-- RECORDS FOR THIS TASK follows --

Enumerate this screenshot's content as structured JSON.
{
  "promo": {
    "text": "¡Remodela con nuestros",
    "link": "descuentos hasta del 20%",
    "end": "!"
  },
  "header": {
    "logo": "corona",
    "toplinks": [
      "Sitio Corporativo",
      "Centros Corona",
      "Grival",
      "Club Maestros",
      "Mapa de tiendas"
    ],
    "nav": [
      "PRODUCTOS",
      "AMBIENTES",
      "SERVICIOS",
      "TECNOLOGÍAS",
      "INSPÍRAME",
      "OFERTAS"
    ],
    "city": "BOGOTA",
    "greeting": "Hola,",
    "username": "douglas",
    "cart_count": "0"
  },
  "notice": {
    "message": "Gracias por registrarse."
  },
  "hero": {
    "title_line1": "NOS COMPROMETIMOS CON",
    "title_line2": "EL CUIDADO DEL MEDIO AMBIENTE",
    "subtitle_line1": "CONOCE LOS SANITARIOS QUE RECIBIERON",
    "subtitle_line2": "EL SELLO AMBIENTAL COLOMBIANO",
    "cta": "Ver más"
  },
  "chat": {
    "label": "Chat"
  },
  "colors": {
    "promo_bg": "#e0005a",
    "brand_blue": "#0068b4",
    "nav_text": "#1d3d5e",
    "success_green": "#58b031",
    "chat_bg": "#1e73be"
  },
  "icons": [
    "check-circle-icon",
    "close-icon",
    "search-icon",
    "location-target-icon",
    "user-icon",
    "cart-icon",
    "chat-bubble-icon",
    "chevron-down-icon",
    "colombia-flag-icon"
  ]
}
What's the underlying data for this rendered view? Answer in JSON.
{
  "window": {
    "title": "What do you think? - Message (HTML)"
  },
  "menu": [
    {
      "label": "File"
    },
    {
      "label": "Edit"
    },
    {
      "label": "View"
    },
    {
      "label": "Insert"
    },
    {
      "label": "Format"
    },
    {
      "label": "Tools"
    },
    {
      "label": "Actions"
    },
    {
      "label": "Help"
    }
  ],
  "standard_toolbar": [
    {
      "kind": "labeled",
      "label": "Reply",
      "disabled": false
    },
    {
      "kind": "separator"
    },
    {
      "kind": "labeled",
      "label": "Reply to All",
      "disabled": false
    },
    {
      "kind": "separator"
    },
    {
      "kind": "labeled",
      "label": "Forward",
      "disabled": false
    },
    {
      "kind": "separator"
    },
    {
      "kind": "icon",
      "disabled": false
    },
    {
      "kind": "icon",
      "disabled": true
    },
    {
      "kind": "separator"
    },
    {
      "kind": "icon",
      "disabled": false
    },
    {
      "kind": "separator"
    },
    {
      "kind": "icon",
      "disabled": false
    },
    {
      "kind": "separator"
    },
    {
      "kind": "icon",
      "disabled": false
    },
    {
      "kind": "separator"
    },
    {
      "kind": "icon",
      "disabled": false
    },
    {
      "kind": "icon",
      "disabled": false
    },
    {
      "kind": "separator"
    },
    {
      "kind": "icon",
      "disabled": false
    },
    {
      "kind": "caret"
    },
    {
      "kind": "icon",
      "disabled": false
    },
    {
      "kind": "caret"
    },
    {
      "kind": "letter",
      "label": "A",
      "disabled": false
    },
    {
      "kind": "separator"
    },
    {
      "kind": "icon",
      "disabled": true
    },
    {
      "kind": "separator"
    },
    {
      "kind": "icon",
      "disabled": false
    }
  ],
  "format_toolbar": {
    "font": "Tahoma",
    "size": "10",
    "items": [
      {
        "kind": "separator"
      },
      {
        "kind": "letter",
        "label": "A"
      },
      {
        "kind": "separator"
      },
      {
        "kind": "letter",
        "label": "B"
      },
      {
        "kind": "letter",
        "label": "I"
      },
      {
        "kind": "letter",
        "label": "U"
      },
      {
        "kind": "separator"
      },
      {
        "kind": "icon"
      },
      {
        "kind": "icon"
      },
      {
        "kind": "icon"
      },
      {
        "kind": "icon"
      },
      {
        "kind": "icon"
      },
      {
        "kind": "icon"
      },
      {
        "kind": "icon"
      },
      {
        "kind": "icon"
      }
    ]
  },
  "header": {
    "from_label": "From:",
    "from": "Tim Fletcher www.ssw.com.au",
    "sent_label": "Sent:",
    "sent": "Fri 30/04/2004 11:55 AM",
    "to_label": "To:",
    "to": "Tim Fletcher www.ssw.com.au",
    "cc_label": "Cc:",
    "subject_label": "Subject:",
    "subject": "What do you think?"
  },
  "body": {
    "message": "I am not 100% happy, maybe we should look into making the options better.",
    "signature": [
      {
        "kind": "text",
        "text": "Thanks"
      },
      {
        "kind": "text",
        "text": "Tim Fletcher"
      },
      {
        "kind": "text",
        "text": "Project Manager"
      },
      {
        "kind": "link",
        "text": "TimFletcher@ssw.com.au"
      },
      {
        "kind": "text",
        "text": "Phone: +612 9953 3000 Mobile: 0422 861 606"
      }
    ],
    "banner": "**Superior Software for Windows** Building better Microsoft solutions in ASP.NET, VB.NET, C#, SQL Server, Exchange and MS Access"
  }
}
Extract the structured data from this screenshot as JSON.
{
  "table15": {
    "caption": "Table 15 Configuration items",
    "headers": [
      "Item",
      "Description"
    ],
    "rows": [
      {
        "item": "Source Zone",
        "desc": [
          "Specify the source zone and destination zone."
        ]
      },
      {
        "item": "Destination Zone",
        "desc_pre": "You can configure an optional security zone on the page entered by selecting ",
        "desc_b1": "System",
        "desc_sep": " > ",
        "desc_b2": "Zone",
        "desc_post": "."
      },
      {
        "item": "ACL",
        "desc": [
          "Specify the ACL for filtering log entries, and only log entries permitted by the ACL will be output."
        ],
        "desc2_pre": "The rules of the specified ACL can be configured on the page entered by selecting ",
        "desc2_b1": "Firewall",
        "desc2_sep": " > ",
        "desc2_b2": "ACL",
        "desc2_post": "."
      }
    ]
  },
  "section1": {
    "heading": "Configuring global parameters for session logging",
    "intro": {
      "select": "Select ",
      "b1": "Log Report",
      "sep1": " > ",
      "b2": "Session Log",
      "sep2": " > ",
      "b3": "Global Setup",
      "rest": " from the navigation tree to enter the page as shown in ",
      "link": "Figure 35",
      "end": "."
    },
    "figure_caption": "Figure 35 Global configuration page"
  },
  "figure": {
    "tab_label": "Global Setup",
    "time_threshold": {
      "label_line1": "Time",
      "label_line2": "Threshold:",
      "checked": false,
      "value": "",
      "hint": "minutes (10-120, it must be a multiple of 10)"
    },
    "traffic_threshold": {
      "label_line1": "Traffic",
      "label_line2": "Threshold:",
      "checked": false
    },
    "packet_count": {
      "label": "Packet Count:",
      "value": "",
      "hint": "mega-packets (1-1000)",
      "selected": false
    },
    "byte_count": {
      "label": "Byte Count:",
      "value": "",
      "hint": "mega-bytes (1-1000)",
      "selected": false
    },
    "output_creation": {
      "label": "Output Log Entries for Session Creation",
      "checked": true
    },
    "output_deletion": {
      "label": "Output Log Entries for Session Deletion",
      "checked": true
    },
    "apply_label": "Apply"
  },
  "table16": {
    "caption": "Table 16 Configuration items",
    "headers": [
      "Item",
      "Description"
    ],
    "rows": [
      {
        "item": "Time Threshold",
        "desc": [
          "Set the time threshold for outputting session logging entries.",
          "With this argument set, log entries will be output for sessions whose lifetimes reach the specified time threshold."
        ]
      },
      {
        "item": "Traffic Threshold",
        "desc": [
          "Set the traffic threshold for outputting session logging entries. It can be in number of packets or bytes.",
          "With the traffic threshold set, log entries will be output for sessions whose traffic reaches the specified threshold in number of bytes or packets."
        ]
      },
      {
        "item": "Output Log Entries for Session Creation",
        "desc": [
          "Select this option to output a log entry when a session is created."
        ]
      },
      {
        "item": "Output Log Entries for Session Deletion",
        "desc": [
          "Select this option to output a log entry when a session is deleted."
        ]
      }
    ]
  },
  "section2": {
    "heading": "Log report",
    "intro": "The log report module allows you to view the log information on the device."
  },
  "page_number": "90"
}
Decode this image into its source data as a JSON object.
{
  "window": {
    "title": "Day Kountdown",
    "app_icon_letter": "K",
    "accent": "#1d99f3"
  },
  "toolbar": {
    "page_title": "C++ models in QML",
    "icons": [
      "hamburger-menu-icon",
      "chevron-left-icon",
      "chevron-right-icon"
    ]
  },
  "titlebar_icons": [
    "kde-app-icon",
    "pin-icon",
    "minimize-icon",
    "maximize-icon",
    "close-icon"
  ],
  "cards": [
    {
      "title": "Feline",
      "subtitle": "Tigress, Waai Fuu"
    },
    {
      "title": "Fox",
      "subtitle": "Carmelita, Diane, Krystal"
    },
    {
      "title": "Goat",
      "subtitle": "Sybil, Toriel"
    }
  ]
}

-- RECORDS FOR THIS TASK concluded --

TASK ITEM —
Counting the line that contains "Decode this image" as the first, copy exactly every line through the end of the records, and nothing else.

THE ANSWER —
Decode this image into its source data as a JSON object.
{
  "window": {
    "title": "Day Kountdown",
    "app_icon_letter": "K",
    "accent": "#1d99f3"
  },
  "toolbar": {
    "page_title": "C++ models in QML",
    "icons": [
      "hamburger-menu-icon",
      "chevron-left-icon",
      "chevron-right-icon"
    ]
  },
  "titlebar_icons": [
    "kde-app-icon",
    "pin-icon",
    "minimize-icon",
    "maximize-icon",
    "close-icon"
  ],
  "cards": [
    {
      "title": "Feline",
      "subtitle": "Tigress, Waai Fuu"
    },
    {
      "title": "Fox",
      "subtitle": "Carmelita, Diane, Krystal"
    },
    {
      "title": "Goat",
      "subtitle": "Sybil, Toriel"
    }
  ]
}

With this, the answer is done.